Work to complete: Reproduce the complete set of records exactly. No picture is to appear in the copy.

═══ Source data ═══

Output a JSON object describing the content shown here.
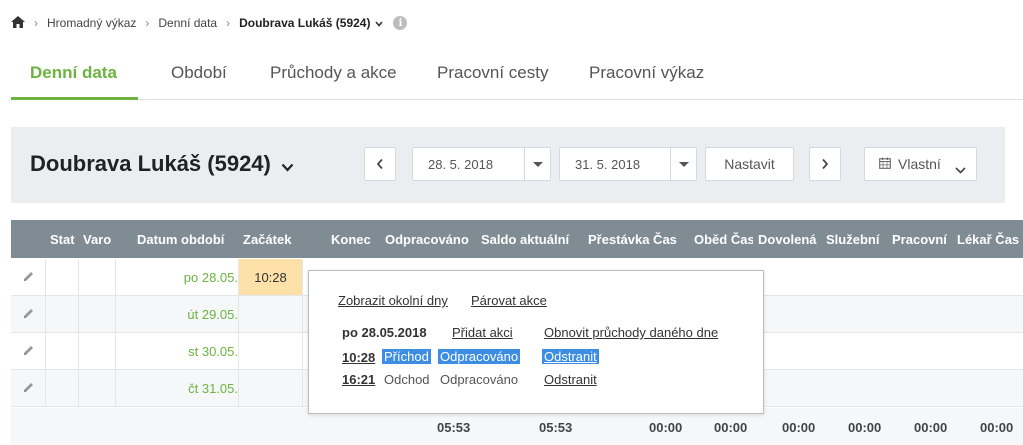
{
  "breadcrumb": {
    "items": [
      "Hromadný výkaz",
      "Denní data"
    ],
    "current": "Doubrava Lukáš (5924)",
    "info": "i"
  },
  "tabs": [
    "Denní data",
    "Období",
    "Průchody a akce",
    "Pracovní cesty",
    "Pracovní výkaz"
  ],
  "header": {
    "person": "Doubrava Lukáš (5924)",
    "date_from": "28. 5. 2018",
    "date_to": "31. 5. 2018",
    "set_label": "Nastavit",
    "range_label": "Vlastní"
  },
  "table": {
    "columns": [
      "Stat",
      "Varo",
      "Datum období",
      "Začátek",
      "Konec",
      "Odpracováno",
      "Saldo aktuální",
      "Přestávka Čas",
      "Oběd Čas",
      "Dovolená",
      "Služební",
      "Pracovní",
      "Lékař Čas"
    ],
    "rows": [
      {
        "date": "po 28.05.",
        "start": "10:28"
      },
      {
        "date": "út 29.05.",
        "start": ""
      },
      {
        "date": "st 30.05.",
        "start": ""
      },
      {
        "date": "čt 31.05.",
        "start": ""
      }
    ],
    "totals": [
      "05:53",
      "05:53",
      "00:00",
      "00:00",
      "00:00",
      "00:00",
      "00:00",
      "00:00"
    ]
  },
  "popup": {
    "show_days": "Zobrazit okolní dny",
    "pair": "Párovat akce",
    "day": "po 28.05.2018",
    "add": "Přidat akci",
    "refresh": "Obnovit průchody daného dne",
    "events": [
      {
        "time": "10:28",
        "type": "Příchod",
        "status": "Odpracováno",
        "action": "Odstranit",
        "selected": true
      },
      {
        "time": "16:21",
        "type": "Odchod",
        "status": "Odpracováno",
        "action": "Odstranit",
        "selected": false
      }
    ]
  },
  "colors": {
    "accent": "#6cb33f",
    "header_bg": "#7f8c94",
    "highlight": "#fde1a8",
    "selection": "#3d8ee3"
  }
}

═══

Response below:
Output a JSON object describing the content shown here.
{
  "breadcrumb": {
    "items": [
      "Hromadný výkaz",
      "Denní data"
    ],
    "current": "Doubrava Lukáš (5924)",
    "info": "i"
  },
  "tabs": [
    "Denní data",
    "Období",
    "Průchody a akce",
    "Pracovní cesty",
    "Pracovní výkaz"
  ],
  "header": {
    "person": "Doubrava Lukáš (5924)",
    "date_from": "28. 5. 2018",
    "date_to": "31. 5. 2018",
    "set_label": "Nastavit",
    "range_label": "Vlastní"
  },
  "table": {
    "columns": [
      "Stat",
      "Varo",
      "Datum období",
      "Začátek",
      "Konec",
      "Odpracováno",
      "Saldo aktuální",
      "Přestávka Čas",
      "Oběd Čas",
      "Dovolená",
      "Služební",
      "Pracovní",
      "Lékař Čas"
    ],
    "rows": [
      {
        "date": "po 28.05.",
        "start": "10:28"
      },
      {
        "date": "út 29.05.",
        "start": ""
      },
      {
        "date": "st 30.05.",
        "start": ""
      },
      {
        "date": "čt 31.05.",
        "start": ""
      }
    ],
    "totals": [
      "05:53",
      "05:53",
      "00:00",
      "00:00",
      "00:00",
      "00:00",
      "00:00",
      "00:00"
    ]
  },
  "popup": {
    "show_days": "Zobrazit okolní dny",
    "pair": "Párovat akce",
    "day": "po 28.05.2018",
    "add": "Přidat akci",
    "refresh": "Obnovit průchody daného dne",
    "events": [
      {
        "time": "10:28",
        "type": "Příchod",
        "status": "Odpracováno",
        "action": "Odstranit",
        "selected": true
      },
      {
        "time": "16:21",
        "type": "Odchod",
        "status": "Odpracováno",
        "action": "Odstranit",
        "selected": false
      }
    ]
  },
  "colors": {
    "accent": "#6cb33f",
    "header_bg": "#7f8c94",
    "highlight": "#fde1a8",
    "selection": "#3d8ee3"
  }
}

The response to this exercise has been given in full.